Now working as a consultant, Kelly sold digital printing for 15 years so she understands the challenges, frustrations and pitfalls of building a successful sales practice. Her mission is to help printers of all sizes sell more stuff. Kelly's areas of focus include client recovery, retention and acquisition, and marketing communications projects.
Kelly graduated from the University of Michigan with a degree in Political Science and, among other notable accomplishments, co-founded the Windy City Rollers, a professional women's roller derby league.
My husband and I went car shopping the other day. Why, you ask? Well, it’s funny that YOU ask, because not one of the car salesmen on any of the lots we went to did. As it happens, we are in the market for a mini-van because we are expecting ANOTHER set of twins in April. And the utterly dismal performance by each and every salesperson we encountered got me thinking about—and criticizing—their approaches.
One of the fundamentals of sales is the concept of asking open-ended questions to get the most useful information out of someone you are trying to forge a relationship with. These are typically the five W’s and an H that we learned back in grade school—the “who, what, where, when, why and how” questions.
Not only did the sales reps NOT ask very many questions, but the way they asked them was very counterproductive. Here’s another bad example. “Do you care about DVD players at all?” How about, “How important is having a DVD player in your new car to you?” See the difference?
So here is my recommended version of how our interactions should have gone:

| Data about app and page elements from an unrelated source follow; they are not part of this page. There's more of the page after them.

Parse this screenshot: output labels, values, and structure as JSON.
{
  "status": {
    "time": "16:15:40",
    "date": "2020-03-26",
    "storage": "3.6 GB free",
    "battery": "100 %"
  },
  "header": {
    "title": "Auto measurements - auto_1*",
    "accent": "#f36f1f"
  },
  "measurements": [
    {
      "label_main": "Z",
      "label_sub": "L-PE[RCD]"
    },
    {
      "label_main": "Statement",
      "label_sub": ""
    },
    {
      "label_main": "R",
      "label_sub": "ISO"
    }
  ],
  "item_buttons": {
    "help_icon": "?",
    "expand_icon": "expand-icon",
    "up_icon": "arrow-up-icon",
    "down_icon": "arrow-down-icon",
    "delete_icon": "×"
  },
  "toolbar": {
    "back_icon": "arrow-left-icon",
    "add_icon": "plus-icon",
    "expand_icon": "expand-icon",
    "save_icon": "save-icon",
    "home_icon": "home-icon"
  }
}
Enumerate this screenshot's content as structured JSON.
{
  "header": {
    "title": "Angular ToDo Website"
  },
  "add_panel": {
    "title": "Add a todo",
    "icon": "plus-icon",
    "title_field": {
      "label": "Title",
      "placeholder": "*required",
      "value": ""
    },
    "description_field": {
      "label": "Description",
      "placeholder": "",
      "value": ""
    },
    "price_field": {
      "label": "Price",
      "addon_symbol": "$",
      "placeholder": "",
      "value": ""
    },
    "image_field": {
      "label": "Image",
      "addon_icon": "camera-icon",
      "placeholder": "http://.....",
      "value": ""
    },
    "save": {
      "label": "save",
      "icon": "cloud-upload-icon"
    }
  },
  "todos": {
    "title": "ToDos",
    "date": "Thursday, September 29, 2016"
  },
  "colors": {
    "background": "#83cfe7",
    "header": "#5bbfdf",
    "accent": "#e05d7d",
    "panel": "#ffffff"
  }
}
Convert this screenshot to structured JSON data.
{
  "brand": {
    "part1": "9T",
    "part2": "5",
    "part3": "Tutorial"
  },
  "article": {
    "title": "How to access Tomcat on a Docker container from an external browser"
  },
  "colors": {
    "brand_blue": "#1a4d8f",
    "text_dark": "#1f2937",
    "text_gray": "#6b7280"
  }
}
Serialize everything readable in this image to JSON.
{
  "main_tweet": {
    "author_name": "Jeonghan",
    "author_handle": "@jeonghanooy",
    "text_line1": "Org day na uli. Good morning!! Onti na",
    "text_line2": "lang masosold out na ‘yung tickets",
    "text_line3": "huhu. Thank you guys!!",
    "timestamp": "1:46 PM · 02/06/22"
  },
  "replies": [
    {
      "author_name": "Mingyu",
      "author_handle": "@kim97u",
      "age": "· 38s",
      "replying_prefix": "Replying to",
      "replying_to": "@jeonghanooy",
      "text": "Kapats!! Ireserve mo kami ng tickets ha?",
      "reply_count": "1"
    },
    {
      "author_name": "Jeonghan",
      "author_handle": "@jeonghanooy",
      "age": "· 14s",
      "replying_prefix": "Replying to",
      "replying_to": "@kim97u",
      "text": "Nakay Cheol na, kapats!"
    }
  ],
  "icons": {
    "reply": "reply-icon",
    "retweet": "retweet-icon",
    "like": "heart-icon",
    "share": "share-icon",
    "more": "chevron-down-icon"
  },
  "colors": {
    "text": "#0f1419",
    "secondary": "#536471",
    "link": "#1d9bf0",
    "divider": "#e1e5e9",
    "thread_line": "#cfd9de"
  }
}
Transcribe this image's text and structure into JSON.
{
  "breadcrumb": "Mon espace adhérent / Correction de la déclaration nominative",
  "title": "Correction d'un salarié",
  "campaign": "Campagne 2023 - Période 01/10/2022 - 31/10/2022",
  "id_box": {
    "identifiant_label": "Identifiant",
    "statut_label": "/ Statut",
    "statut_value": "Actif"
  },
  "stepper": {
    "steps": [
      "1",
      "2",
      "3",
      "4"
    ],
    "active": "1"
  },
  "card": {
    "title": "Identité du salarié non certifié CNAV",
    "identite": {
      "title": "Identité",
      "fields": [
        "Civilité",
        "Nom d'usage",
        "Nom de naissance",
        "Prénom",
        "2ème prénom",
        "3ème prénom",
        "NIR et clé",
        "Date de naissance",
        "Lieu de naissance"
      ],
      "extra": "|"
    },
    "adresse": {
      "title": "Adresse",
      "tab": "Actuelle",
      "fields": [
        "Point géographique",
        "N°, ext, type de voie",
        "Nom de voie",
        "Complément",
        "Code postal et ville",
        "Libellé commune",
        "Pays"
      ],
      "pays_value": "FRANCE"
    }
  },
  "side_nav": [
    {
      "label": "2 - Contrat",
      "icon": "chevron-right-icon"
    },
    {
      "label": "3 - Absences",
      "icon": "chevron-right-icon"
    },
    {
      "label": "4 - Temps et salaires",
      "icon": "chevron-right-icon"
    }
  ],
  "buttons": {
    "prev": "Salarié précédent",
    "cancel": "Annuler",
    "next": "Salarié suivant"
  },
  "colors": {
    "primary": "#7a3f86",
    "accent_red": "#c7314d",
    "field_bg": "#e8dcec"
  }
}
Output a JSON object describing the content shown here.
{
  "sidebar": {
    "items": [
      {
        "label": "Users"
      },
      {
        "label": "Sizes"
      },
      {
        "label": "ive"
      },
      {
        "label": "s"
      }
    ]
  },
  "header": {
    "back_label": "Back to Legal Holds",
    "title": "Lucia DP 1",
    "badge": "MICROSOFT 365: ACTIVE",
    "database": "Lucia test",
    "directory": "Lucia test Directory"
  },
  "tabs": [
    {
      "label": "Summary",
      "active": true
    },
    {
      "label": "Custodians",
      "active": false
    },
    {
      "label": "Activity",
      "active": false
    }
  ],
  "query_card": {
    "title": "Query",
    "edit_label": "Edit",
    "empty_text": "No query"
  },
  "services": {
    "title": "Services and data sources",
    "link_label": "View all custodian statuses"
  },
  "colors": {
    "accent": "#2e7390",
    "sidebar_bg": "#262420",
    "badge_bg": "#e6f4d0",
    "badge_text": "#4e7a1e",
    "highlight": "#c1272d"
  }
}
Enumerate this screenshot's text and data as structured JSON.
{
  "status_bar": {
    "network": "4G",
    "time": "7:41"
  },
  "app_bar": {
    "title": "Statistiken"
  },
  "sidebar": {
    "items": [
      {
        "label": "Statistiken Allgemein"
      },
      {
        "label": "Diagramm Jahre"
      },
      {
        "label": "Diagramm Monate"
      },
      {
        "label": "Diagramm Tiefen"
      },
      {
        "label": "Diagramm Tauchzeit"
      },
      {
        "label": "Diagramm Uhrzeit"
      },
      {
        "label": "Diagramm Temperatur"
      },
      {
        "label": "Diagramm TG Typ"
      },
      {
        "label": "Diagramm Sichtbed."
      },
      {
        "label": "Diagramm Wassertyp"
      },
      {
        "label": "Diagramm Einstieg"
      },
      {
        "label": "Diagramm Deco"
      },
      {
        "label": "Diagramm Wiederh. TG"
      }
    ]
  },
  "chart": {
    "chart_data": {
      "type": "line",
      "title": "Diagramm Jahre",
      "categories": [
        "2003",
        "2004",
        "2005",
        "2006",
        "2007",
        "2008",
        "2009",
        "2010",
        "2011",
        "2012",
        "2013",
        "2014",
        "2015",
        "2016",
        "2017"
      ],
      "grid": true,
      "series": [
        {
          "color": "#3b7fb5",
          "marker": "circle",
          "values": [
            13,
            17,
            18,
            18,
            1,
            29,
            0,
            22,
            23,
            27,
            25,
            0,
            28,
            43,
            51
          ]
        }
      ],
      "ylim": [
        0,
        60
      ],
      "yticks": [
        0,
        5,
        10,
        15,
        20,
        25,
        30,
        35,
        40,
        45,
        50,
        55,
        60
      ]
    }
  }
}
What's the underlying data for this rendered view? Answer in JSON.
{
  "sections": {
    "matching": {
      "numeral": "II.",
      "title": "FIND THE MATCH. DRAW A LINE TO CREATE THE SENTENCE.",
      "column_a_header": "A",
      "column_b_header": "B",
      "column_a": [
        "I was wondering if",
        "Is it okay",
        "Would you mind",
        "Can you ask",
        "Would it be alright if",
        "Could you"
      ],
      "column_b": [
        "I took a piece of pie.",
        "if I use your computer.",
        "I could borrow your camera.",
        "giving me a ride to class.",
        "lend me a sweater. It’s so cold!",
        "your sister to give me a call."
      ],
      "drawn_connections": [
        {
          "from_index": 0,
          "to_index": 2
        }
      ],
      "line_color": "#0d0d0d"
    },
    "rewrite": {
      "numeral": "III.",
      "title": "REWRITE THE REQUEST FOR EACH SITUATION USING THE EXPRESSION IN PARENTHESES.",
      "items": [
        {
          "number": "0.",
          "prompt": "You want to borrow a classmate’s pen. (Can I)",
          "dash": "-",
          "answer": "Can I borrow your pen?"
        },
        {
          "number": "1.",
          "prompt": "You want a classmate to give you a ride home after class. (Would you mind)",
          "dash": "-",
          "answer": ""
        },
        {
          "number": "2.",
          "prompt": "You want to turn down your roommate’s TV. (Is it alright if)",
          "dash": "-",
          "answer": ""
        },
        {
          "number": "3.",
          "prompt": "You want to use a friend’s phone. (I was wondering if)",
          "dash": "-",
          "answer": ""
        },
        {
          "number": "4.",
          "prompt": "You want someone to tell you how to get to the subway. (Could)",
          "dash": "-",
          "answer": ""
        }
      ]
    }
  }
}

How can I help you folks today?
Well, we are in the market for a used mini-van.
Great! Why are you shopping for a minivan today?
We are expecting a set of twins in April.
Congratulations! Do you have any other kids? How old are they?
Yes—we have two girls that will be three in February.
WOW! So you’ll definitely need a six-seat vehicle that can accommodate four car seats. Am I right about that?
Our best-selling and highest-rated vehicle that fits that bill is the Honda Odyssey. Would you like to come take a seat so we can talk more about options, price range, your time frame, and purchase, lease and financing options?
Our experiences were nothing like that. And it sure would have made our lives easier if they had been more like that.
So how does this issue apply to us in printing? I can recall from my early days in sales that I rarely asked the question, “Why?” And here’s why I should have. What comes after the question that begins with WHY is vital to you. And you need to learn how to ask it, shut your mouth, and listen to the answer, because you need to hear what your prospect or customer is telling you.
Here are a couple of examples:
• “Why are you considering changing or adding a new supplier?”
• “Why have you come to the conclusion that you want to try a variable-data campaign?
• “Why is same-day delivery important to you?”
• “Why are you producing these postcards? What do you hope to achieve?”
• “Why are you attending that trade show? How will you determine whether it was a success or not?”
Get the picture? The answers that you get to the questions that begin with “why” will tell you loads about who your customers, what they want, what is important to them, and where they are trying to get. “Why?” places you firmly in the role of consultative partner and differentiates you from the order takers.
Why ask why? It just may get you places you’ve never been before, or get you there a lot faster. Give it a try. Why not?